Published on TheHill.com on August 12, 2008
As we watched Russian tanks and planes attack yet another small neighbor, the world had to be reminded of Hungary, Czechoslovakia and Afghanistan, three other countries that had to watch their freedom crushed beneath tank treads. The blatant, outrageous and long-planned invasion of Georgia should make it clear to the United States and Europe that there is an urgent need to pre-empt further Russian expansionism by spreading the NATO umbrella more widely.
In Eastern Europe, Ukraine is the name of the game. With close to 50 million people, it is, by far, more populous and important than any other former Soviet republic or satellite. Russia, with a population of 142 million and dropping, needs to take over Ukraine to reassert itself as a global power. Moscow is terrified that Ukraine will become part of the West. That’s why Russian operatives poisoned democracy advocate Viktor Yushchenko, now the president of Ukraine, permanently scarring his face and almost killing him, and why Moscow refuses to extradite the agent responsible for the attack. And it is why the Kremlin tried to engineer the election of a pro-Russian puppet by cutting off gas supplies to Ukraine and then tripling the price it charged. The Ukrainians have voted again and again for democracy and ties to the West. Putin has tried repeatedly to force the nation back into the Russian orbit.
The clear implication of the invasion of Georgia is that Russia cannot be trusted to live in peace with its neighbors. The impetus to imperial conquest predated and has outlasted communism. As Henry Kissinger argues, Russia must either be expanding or contracting. With so many divergent and often hostile nationalities inside and around Russia, the momentum of conquest is the only way to avoid an inertia that leads to decomposition.
Ukraine wants to enter NATO, but our European allies, led by Germany, are so dependent on Russian gas that they are reluctant to antagonize the bear. Until now, the case for expanding NATO’s protection to Ukraine has been hypothetical, based on fear of Russian intentions. But by breaking the civilized rules of national conduct, Russia has demonstrated the folly of leaving smaller democracies exposed on its border.
Some – initially including Barack Obama – treated the Russian invasion as a border war for which both sides were responsible. The Democratic candidate called for mutual restraint; only after two days had elapsed did he label the Russian actions as “aggression.” Others have sought to blame Georgian President Mikheil Saakashvili for the war because he sent troops into South Ossetia, long a part of Georgia that the Russians have egged on to seek its independence. The breakaway province is an example of Moscow’s oft-used strategy of encouraging emigration to other countries so as to use the new demographics to justify a takeover.

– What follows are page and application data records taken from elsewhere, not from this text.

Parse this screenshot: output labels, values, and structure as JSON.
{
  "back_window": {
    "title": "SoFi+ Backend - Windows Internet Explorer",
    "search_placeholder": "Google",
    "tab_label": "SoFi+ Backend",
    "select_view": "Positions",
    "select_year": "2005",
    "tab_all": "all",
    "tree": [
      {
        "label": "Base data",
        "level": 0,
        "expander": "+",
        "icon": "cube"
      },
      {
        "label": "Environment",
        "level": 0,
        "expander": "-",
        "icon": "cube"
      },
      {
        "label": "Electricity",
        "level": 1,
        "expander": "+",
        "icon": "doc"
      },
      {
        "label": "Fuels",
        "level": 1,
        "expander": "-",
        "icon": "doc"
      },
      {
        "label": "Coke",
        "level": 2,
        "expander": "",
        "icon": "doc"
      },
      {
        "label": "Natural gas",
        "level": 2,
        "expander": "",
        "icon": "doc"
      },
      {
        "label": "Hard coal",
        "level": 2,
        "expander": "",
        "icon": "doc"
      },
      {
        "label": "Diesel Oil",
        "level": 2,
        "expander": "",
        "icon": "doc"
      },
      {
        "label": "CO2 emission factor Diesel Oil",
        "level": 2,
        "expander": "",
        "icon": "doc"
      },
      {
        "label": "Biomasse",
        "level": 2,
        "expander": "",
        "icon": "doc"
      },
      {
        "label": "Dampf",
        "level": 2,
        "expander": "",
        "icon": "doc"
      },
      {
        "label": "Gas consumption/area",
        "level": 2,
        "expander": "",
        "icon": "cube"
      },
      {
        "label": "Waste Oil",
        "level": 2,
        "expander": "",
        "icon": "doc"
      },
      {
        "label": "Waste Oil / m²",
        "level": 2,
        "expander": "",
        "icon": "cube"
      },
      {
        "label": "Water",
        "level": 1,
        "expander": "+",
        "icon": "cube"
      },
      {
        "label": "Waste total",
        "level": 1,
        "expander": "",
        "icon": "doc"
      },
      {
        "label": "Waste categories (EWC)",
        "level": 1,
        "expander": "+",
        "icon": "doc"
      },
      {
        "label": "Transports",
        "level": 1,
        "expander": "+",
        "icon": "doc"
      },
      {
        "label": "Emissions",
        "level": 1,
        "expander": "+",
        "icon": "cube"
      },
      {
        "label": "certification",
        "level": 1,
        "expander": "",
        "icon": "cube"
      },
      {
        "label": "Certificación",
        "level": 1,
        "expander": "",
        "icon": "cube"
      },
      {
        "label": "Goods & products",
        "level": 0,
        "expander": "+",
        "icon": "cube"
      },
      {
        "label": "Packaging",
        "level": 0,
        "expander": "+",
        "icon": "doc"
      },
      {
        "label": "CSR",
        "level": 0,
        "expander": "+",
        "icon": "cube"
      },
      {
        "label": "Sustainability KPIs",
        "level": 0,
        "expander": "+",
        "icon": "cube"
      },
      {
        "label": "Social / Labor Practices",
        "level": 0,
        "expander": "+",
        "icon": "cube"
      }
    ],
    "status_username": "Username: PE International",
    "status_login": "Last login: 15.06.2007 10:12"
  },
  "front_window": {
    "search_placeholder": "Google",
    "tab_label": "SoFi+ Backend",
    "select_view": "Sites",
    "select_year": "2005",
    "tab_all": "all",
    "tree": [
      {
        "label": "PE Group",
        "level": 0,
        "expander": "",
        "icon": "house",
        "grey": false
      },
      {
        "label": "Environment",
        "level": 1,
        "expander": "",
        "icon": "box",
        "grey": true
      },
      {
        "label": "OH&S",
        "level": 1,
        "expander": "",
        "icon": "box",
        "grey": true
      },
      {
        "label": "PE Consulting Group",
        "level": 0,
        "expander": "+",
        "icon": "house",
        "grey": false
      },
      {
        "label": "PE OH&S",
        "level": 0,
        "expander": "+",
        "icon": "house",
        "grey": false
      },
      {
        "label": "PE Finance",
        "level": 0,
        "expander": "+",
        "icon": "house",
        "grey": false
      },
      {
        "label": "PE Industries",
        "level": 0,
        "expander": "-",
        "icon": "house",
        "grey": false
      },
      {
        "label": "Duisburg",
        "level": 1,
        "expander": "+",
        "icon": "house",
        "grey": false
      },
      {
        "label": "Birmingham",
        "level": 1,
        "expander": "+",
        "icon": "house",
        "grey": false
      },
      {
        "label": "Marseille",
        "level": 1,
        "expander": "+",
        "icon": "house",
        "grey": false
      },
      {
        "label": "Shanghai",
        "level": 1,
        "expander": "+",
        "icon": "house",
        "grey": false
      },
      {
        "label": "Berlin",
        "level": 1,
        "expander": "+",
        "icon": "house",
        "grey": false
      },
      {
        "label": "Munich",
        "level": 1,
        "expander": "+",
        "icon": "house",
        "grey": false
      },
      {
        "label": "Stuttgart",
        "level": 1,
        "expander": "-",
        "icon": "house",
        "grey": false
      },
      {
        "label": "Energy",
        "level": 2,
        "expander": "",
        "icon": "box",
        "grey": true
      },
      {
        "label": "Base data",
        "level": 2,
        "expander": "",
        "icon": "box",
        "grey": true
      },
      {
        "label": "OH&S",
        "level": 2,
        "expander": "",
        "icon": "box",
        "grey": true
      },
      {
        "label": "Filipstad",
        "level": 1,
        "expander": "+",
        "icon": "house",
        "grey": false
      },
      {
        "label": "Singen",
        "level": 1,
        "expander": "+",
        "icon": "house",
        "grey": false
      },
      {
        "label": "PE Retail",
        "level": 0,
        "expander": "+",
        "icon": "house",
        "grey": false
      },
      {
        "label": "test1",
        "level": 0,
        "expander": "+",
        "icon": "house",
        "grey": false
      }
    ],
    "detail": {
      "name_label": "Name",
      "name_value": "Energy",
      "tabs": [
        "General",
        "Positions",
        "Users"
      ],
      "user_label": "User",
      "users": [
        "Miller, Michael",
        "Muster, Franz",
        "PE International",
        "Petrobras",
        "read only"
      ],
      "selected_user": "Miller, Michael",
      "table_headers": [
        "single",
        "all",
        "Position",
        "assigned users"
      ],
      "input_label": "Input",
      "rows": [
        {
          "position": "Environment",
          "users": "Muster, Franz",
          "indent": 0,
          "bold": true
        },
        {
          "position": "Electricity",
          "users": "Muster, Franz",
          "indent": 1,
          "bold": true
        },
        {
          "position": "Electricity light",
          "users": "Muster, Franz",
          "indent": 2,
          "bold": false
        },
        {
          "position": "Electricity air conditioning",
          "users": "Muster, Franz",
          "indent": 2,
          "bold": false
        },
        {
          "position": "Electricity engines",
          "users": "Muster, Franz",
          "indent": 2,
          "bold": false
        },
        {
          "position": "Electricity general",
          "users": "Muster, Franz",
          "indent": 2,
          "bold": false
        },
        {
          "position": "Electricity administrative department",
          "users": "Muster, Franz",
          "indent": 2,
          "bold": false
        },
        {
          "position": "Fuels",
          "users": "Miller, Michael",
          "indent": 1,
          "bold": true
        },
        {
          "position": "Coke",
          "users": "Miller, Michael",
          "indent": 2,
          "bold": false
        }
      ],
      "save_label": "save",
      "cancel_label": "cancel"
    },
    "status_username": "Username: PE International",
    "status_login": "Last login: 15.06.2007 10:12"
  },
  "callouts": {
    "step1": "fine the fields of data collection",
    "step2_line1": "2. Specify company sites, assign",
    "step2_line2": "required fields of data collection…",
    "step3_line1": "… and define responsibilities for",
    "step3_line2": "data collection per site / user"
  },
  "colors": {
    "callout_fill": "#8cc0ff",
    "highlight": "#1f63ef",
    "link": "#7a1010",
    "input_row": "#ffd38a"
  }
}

Of course, NATO cannot extend its protection to every nation in Europe. It is, in the final analysis, a military alliance and it must be certain that it can back its guarantees with adequate might. The location of Georgia makes this difficult to assure. But Ukraine, located right next to NATO members Poland, Hungary, Slovakia and Romania, can and must be defended by NATO.
Russia is rapidly losing its population. It has the lowest birth rate in Europe and loses half a million people every year. Its GDP is only $1.7 trillion, a tenth of the Euro Zone’s. It is only through energy reserves that Russia is able to project its influence. And Russia must realize that the West’s likely movement away from oil and toward alternative fuels may make the energy card obsolete in the future.
It is only through blunt, blatant military force that Russia can expand and trouble its neighbors. And if the U.S. and NATO stand up to it, Russia will back down. And Ukraine is where we must make a stand.